I must admit I’ve always been intrigued by a minimalist approach. Not intrigued enough, apparently, to necessarily practice it but intrigued nonetheless.
The trend towards minimalism has been growing. New articles, blogs, websites and books are popping up all the time. Interestingly, millenials seem to be leading the pack towards having less stuff. That silver service (that belonged to her mother) Granny wants to offload on your son or daughter when they get married? Not happening. Why? They simply don’t want it. Millenials are way less into “stuff” than the generations before them. And that may actually be a good thing.
Research in positive psychology by Dr. Martin Seligman, author of several books on the subject, describes happiness or well-being (his preferred term) as measured by the following: Positive emotion, engagement, meaning, relationships and accomplishment. Positive emotion is described as happiness and life satisfaction. Engagement refers to using one’s abilities and interests in service to an absorbing interest or calling , while meaning refers to using our strengths to contribute to a larger purpose. Accomplishment and relationships round out the five, which Seligman identifies by the acronym “PERMA.”
Millenials, having come through the recession, concerns about the environment and sustainable lifestyles, not to mention the prospect of student loan debt, seem to be more focused on living a scaled-back lifestyle, on having experiences rather than acquiring stuff. If that’s the case, according to Seligman’s ideas, they may be on to something. According to an article in the Harvard Business Review (May 2010), millennials “place a strong emphasis on finding work that’s personally fulfilling,” and “are the most socially conscious generation since the 1960’s.”
The idea of paring down isn’t just limited to millennials. Although better living through consumerism isn’t going away anytime soon, there is a noticeable trend towards the idea of less being more.
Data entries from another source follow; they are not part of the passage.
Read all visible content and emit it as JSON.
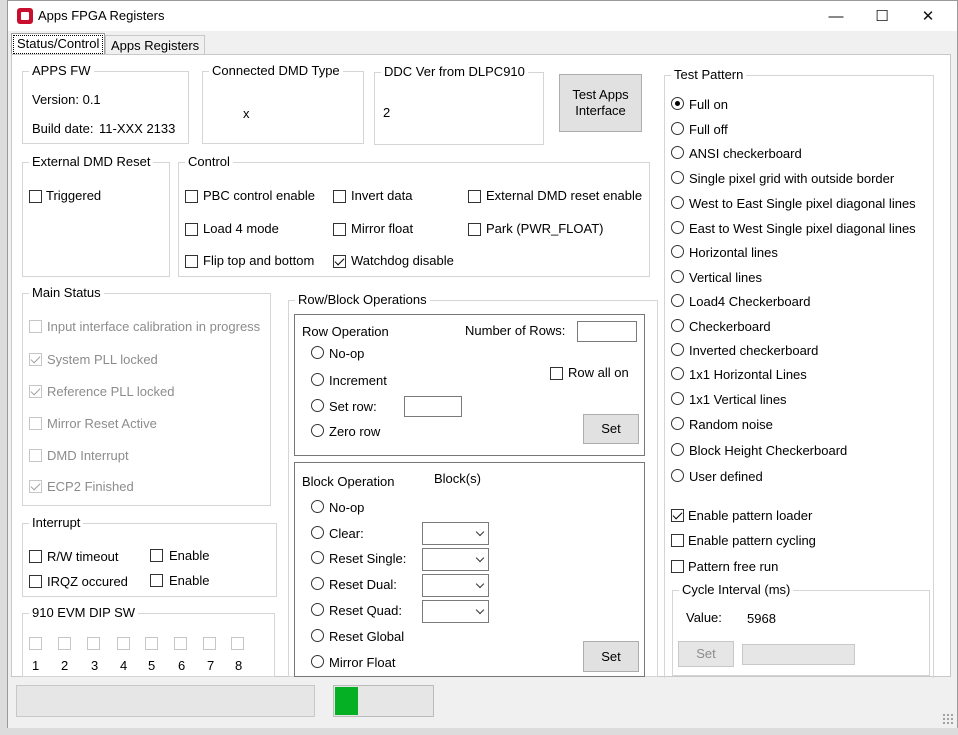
{
  "window": {
    "title": "Apps FPGA Registers",
    "controls": {
      "minimize": "—",
      "maximize": "☐",
      "close": "✕"
    }
  },
  "tabs": [
    {
      "label": "Status/Control"
    },
    {
      "label": "Apps Registers"
    }
  ],
  "apps_fw": {
    "legend": "APPS FW",
    "version": "Version: 0.1",
    "build_date_label": "Build date:",
    "build_date_value": "11-XXX 2133"
  },
  "dmd_type": {
    "legend": "Connected DMD Type",
    "value": "x"
  },
  "ddc_ver": {
    "legend": "DDC Ver from DLPC910",
    "value": "2"
  },
  "test_apps_button": "Test Apps Interface",
  "ext_reset": {
    "legend": "External DMD Reset",
    "triggered": "Triggered"
  },
  "control": {
    "legend": "Control",
    "pbc": "PBC control enable",
    "load4": "Load 4 mode",
    "flip": "Flip top and bottom",
    "invert": "Invert data",
    "mirror_float": "Mirror float",
    "watchdog": "Watchdog disable",
    "ext_reset_enable": "External DMD reset enable",
    "park": "Park (PWR_FLOAT)"
  },
  "main_status": {
    "legend": "Main Status",
    "items": [
      {
        "label": "Input interface calibration in progress",
        "checked": false
      },
      {
        "label": "System PLL locked",
        "checked": true
      },
      {
        "label": "Reference PLL locked",
        "checked": true
      },
      {
        "label": "Mirror Reset Active",
        "checked": false
      },
      {
        "label": "DMD Interrupt",
        "checked": false
      },
      {
        "label": "ECP2 Finished",
        "checked": true
      }
    ]
  },
  "interrupt": {
    "legend": "Interrupt",
    "rw_timeout": "R/W timeout",
    "irqz": "IRQZ occured",
    "enable1": "Enable",
    "enable2": "Enable"
  },
  "dip": {
    "legend": "910 EVM DIP SW",
    "labels": [
      "1",
      "2",
      "3",
      "4",
      "5",
      "6",
      "7",
      "8"
    ]
  },
  "row_block": {
    "legend": "Row/Block Operations",
    "row_op": {
      "legend": "Row Operation",
      "number_of_rows": "Number of Rows:",
      "noop": "No-op",
      "increment": "Increment",
      "set_row": "Set row:",
      "zero_row": "Zero row",
      "row_all_on": "Row all on",
      "set": "Set"
    },
    "block_op": {
      "legend": "Block Operation",
      "blocks_label": "Block(s)",
      "noop": "No-op",
      "clear": "Clear:",
      "reset_single": "Reset Single:",
      "reset_dual": "Reset Dual:",
      "reset_quad": "Reset Quad:",
      "reset_global": "Reset Global",
      "mirror_float": "Mirror Float",
      "set": "Set"
    }
  },
  "test_pattern": {
    "legend": "Test Pattern",
    "options": [
      "Full on",
      "Full off",
      "ANSI checkerboard",
      "Single pixel grid with outside border",
      "West to East Single pixel diagonal lines",
      "East to West Single pixel diagonal lines",
      "Horizontal lines",
      "Vertical lines",
      "Load4 Checkerboard",
      "Checkerboard",
      "Inverted checkerboard",
      "1x1 Horizontal Lines",
      "1x1 Vertical lines",
      "Random noise",
      "Block Height Checkerboard",
      "User defined"
    ],
    "selected": 0,
    "enable_loader": "Enable pattern loader",
    "enable_cycling": "Enable pattern cycling",
    "free_run": "Pattern free run",
    "cycle_interval": {
      "legend": "Cycle Interval (ms)",
      "value_label": "Value:",
      "value": "5968",
      "set": "Set"
    }
  },
  "statusbar": {
    "progress": 0.23
  },
  "colors": {
    "progress": "#06b025"
  }
}
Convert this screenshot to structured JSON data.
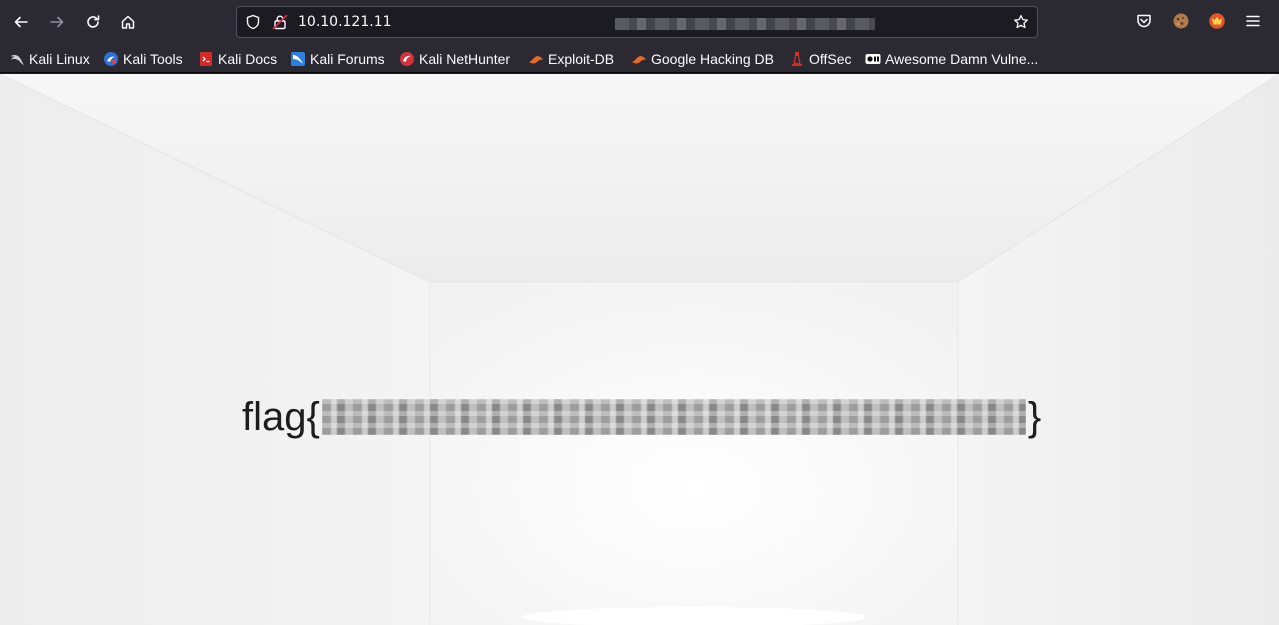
{
  "browser": {
    "url_visible": "10.10.121.11",
    "icons": {
      "back": "arrow-left-icon",
      "forward": "arrow-right-icon",
      "reload": "reload-icon",
      "home": "home-icon",
      "tracking": "shield-icon",
      "connection": "lock-warning-icon",
      "bookmark_star": "star-icon",
      "pocket": "pocket-icon",
      "cookie": "cookie-extension-icon",
      "extension": "fox-extension-icon",
      "menu": "hamburger-menu-icon"
    }
  },
  "bookmarks": [
    {
      "label": "Kali Linux",
      "icon": "kali-dragon-icon"
    },
    {
      "label": "Kali Tools",
      "icon": "kali-tools-icon"
    },
    {
      "label": "Kali Docs",
      "icon": "kali-docs-icon"
    },
    {
      "label": "Kali Forums",
      "icon": "kali-forums-icon"
    },
    {
      "label": "Kali NetHunter",
      "icon": "nethunter-icon"
    },
    {
      "label": "Exploit-DB",
      "icon": "exploit-db-icon"
    },
    {
      "label": "Google Hacking DB",
      "icon": "ghdb-icon"
    },
    {
      "label": "OffSec",
      "icon": "offsec-icon"
    },
    {
      "label": "Awesome Damn Vulne...",
      "icon": "vuln-icon"
    }
  ],
  "page": {
    "flag_prefix": "flag{",
    "flag_suffix": "}",
    "flag_value_redacted": true
  },
  "colors": {
    "toolbar_bg": "#2b2a33",
    "urlbar_bg": "#1c1b22",
    "page_bg": "#f3f3f3",
    "flag_text": "#1d1d1d"
  }
}
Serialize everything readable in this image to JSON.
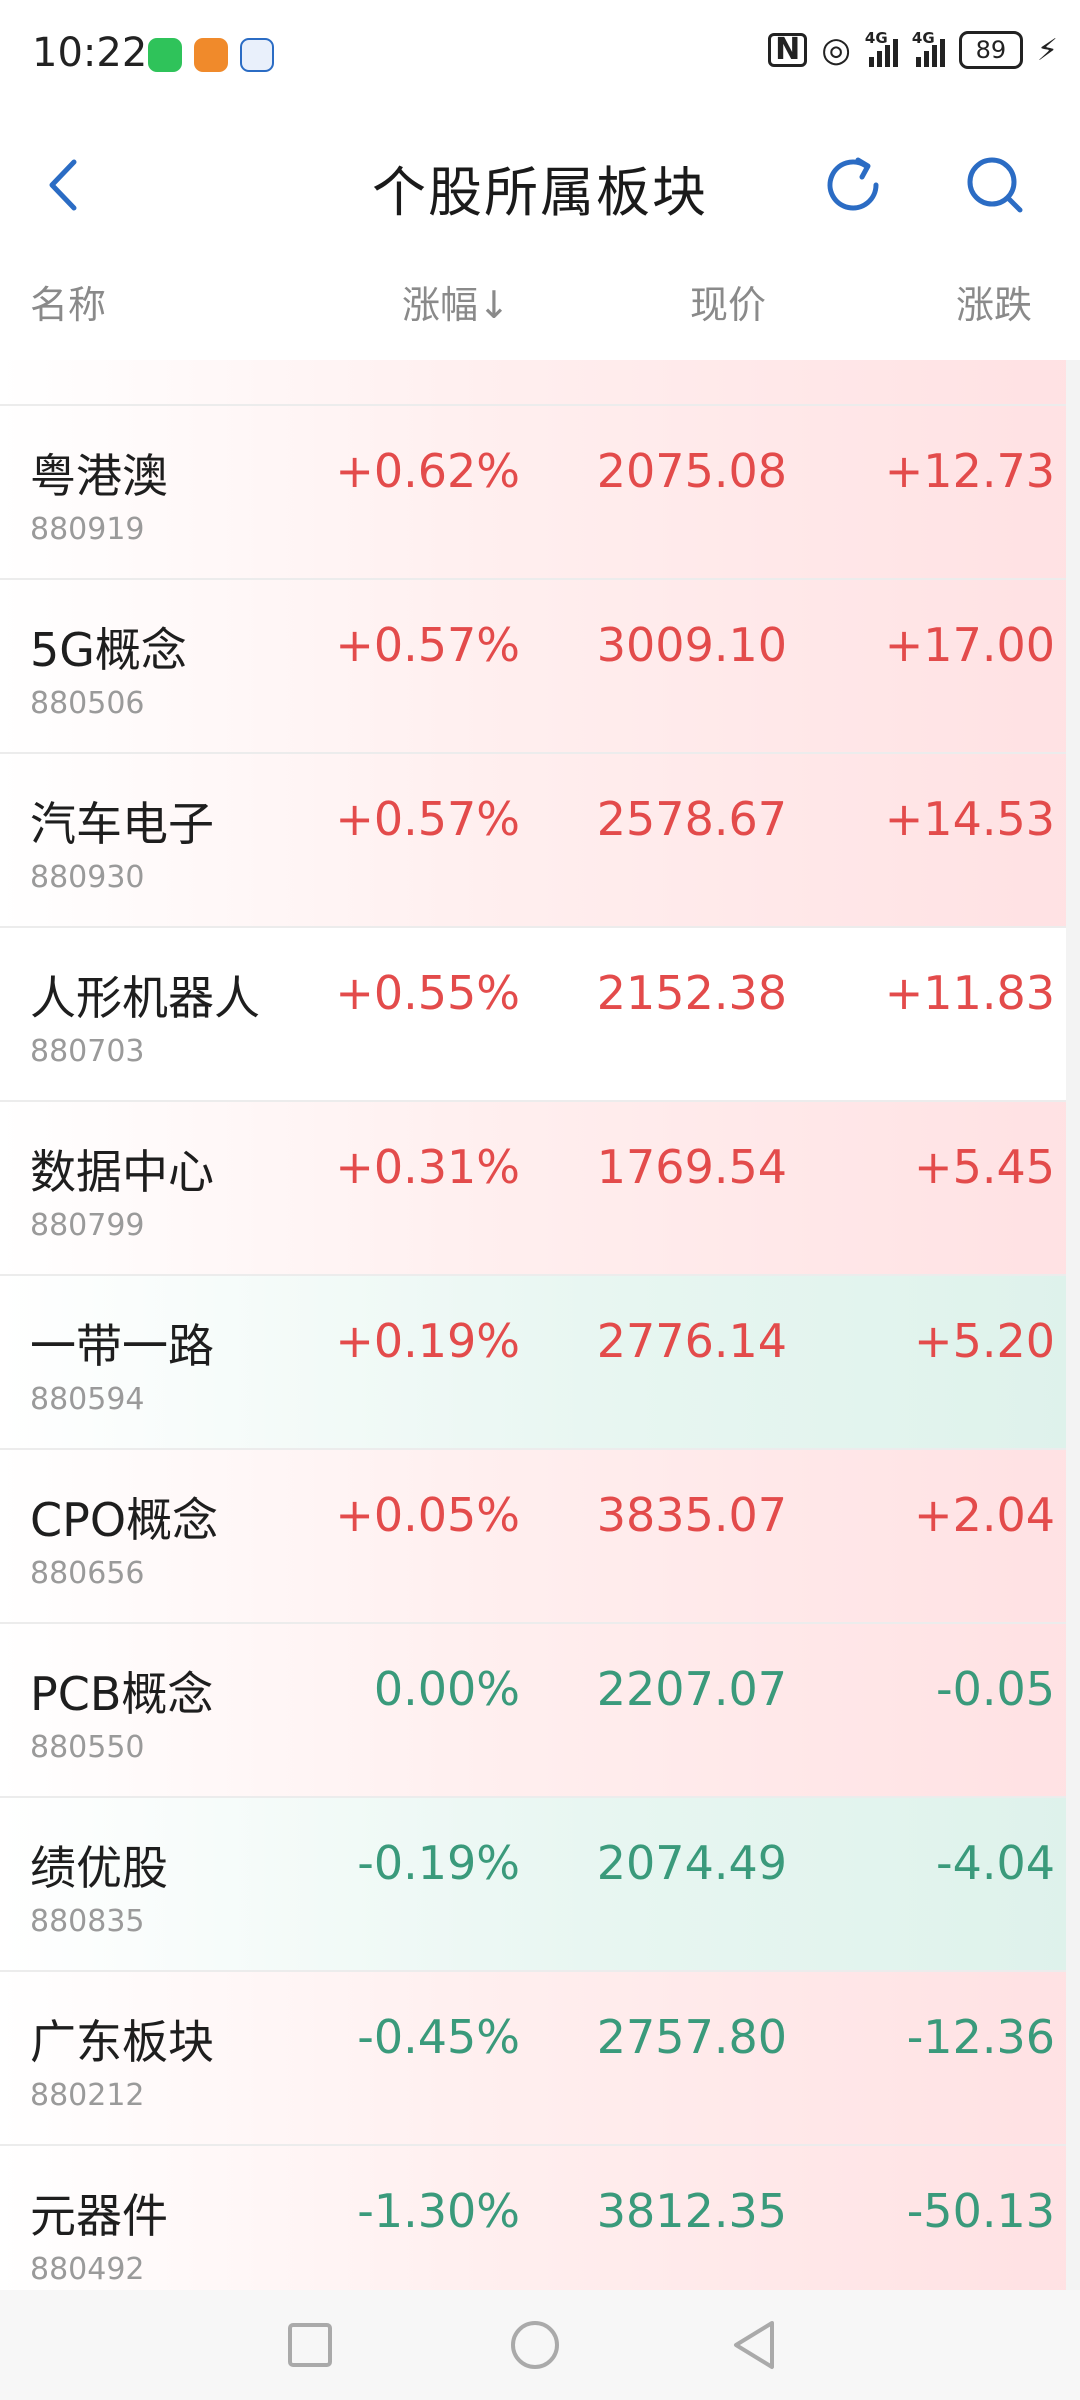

The Life Changing Magic of Tidying Up: The Japanese Art of Decluttering and Organizing, by Marie Kondo, was a number one New York Times bestseller, and currently ranks as #1 in Religion and Spirituality on Amazon. (Yes, religion and spirituality.) Examples of minimalist living are everywhere. Steve Jobs, a noted minimalist, favored simplicity both in his designs and his personal life, and was well-known for his signature look of black turtleneck, blue jeans and sneakers. The clothing store and website, Cuyana.com, celebrates a life “filled with fewer, better things,” and features simple shapes in neutral colors. It even encourages the reader to join their “Lean Closet Movement,” simplifying personal wardrobes and donating items no longer worn to those who can use them.
It’s not difficult to see why a movement towards simplicity appeals. In a world that seems increasingly complicated, a simpler lifestyle translates to less pressure, reduced expenses, and more freedom. As many of us transition to different lifestyles, such as being solopreneurs with home offices (my case), more clutter – more stuff – equals more distraction and expenditure of mental and physical energy that could be focused elsewhere.
Here are a few ideas on how adopting a more minimalist lifestyle can impact you.
- More time. The more stuff we have the more time we need to take care of our stuff. Our things have to be organized, maintained and stored. Sifting through a packed closet looking for our favorite blue blouse can be time consuming and frustrating. So can sorting through a crowded cabinet of office supplies trying to locate the stapler. Picture, if you will, a closet with several well-chosen items hanging and actual space in between the hangers and you can almost feel the difference.
- More money. We’ve got to pay for all that stuff and the more we have, the more money goes out to do that. Moreover, we may even pay someone else to help us take care of it – maintenance, cleaning and the like. Choosing to buy less means being able to save money for other things – a dream vacation, retirement, education, and reducing the weight of debt.
- More life satisfaction. Our consumer culture has for decades hyped the “When I get the (new car, new dress, new kitchen, latest whatever,) then I’ll be happy,” mentality. Advertisers depend on our buying into these notions. If you accept Seligman’s theory of PERMA, however, the life satisfaction doesn’t hold weight for the long-term. Some thoughtful folks are realizing that the happiness and satisfaction they seek is better found elsewhere – spending time with loved ones, in service to a cause they believe in, or challenging themselves to accomplishment or learning a new skill.
- Less stuff means less stress on the environment. As recent generations have become more aware of how consumer consumption impacts the natural world, trying to minimize our footprint has become of increasing concern. More awareness has led us to recycle, re-use, and reduce non-essentials, positively impacting our natural surroundings.
What about you? I’m curious to know if you have considered simplifying, downsizing, or streamlining your life? I know I have. Right now I’m working on clearing out my overstuffed bookcases of books I no longer need. I’m donating them, along with some other items, to a shop in my community that supports a cause important to me. Not only am I reducing clutter and distractions at home, I also get to feel a sense of satisfaction and contribution. That’s something money can’t buy.